What needs to be done
Using the entries that follow, give the number of lines containing the string "kind". Write nothing besides that number.

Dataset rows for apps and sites
<<<<

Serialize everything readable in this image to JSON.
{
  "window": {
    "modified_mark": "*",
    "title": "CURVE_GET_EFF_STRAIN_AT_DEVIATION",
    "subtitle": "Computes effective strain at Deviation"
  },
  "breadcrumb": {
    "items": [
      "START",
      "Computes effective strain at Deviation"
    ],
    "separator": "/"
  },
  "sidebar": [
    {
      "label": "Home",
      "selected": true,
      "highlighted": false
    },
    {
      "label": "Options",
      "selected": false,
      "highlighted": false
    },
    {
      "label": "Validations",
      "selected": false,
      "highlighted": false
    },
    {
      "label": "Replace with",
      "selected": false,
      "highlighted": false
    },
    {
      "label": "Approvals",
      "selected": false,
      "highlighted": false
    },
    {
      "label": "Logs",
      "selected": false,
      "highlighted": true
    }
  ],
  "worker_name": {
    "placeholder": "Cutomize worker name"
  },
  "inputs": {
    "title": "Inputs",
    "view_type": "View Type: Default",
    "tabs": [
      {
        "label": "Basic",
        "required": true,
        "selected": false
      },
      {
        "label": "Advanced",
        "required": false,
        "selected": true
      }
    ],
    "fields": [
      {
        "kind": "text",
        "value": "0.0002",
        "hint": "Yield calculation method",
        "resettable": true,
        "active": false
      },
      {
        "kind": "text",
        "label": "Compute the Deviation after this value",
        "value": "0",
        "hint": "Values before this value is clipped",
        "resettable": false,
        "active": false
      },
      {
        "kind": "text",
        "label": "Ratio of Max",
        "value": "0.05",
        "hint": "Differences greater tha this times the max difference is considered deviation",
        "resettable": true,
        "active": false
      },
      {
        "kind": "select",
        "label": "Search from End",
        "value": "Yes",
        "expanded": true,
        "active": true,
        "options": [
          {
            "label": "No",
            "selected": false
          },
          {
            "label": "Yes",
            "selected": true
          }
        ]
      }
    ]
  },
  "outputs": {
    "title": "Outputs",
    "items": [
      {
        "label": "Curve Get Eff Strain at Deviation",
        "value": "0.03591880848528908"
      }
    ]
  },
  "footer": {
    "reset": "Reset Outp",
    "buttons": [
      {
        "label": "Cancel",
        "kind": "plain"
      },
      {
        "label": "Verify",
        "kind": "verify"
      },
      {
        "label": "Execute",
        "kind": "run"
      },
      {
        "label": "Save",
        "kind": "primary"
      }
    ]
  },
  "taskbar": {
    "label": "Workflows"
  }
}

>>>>

Exercise result
8